Creating conditions conducive to the safety of people’s life, liberty and property is the prime end a state is supposed to serve. However, our state has been impotent to achieve this end as well as to rid us of the scourge of terrorism and extremism. Moreover, over 50% of the Pakistanis are living a wretched life below the poverty line, unemployment is rampant than ever before, law and order situation has gone simply beyond the control of the state, economy is faltering, social sector is in a disarray, and the gulf between the haves and have-nots has widened like never before and political elites brazenly focus only the agenda of power and turf and remain oblivious to the sufferings of the ordinary Pakistanis. The prices of day-to-day commodities have gone beyond the reach of a working man to subsist. Electricity load-shedding now supplemented by gas outages has further added to the miseries of the masses.

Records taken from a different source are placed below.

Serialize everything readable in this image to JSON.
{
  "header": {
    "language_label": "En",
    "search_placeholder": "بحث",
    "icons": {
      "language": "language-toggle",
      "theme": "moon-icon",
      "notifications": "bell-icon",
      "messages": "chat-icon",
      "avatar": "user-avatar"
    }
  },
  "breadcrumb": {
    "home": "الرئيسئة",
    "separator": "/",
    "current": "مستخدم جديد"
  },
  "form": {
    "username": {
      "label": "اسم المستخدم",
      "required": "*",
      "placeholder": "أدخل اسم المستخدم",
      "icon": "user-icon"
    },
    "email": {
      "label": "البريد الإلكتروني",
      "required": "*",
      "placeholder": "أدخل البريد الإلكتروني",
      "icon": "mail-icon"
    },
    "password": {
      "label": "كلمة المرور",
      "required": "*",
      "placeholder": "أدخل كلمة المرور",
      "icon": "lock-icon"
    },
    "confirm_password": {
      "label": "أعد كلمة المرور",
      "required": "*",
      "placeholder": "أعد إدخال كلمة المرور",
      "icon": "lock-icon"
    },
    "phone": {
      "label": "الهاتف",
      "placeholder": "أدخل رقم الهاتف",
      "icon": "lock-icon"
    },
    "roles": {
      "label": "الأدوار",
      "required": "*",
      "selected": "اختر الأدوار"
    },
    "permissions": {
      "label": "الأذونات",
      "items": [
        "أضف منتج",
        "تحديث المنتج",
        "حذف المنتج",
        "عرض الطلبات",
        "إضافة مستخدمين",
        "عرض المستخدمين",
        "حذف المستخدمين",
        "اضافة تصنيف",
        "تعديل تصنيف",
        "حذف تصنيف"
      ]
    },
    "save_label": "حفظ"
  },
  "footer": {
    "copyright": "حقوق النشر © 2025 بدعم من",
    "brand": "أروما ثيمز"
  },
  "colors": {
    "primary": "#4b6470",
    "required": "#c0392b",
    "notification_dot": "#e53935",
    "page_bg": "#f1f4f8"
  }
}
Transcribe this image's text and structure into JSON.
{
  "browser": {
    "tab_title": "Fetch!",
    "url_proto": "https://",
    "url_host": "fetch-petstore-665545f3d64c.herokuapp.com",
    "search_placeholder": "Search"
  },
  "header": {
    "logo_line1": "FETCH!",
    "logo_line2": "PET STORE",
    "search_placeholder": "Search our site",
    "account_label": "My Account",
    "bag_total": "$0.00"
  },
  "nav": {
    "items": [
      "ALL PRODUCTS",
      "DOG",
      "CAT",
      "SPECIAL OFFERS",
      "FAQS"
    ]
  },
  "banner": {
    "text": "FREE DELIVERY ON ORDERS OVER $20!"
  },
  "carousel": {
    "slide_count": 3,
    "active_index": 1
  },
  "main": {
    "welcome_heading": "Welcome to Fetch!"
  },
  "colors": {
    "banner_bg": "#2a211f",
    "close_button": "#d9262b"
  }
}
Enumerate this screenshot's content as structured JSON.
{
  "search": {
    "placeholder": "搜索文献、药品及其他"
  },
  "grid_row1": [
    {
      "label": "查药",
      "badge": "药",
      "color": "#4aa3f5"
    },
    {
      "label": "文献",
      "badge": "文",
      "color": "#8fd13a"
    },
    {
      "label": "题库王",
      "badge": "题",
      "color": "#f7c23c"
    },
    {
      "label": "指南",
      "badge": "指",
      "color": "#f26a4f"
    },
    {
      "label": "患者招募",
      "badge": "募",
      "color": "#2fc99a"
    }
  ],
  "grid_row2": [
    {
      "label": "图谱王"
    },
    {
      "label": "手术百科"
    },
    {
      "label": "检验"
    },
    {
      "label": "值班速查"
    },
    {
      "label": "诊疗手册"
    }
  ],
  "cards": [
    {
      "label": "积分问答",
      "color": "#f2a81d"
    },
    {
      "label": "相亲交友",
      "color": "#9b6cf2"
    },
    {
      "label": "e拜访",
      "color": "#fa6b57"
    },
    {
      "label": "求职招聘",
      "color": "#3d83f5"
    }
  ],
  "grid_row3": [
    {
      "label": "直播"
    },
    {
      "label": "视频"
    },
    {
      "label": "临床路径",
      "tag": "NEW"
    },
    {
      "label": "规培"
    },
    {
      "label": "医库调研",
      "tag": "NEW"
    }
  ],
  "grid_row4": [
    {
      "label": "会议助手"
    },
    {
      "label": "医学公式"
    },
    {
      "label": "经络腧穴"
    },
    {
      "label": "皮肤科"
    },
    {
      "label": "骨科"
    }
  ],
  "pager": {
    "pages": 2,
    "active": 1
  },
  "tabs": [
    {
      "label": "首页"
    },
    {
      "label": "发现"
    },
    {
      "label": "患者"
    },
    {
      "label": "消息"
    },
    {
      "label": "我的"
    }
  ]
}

Another factor necessitating the making up of the contract anew is the sorry state of rule of law in the country. It is a truism that while rule of law can exist without democracy, democracy devoid of the application of rule of law is meaningless. Our police and judicial system is alarmingly in a state of topsy-turvyness. The fact remains that the law, which puts the poor behind the bars for a minor breach, affords an easy passage to the rich to go scot free. To get justice, an average Pakistani has to pay through the nose besides lingering around courts for years to get litigations disposed of. Corruption has become so embedded in the innermost layers of our state institutions that for even getting one’s particulars attested, one is supposed to grease the palms of the concerned persons.
The social contract theory stipulated that upon the ruler’s breaking the covenant, that is, not bringing peace and conditions of life conducive to the contracting party, the latter would be completely within its rights to depose it at any time, and install another ruler. Since the change of rulers so often takes place in Pakistan, what we need is a fundamental overhaul of the extant order. We opted for the Westminster parliamentary setup after the fashion of our former master i.e. Great Britain, without taking stock of our internal conditions, feudal mode of society, values, political culture and tastes of people. What is important is not ‘what is best’, rather, what gets along with us best. It is high time our political elite readjusted the existing order, reassessed their priorities, and finally revisited the social contract to make it viable and responsive to live up to the popular aspirations instead of staying rosy on paper only.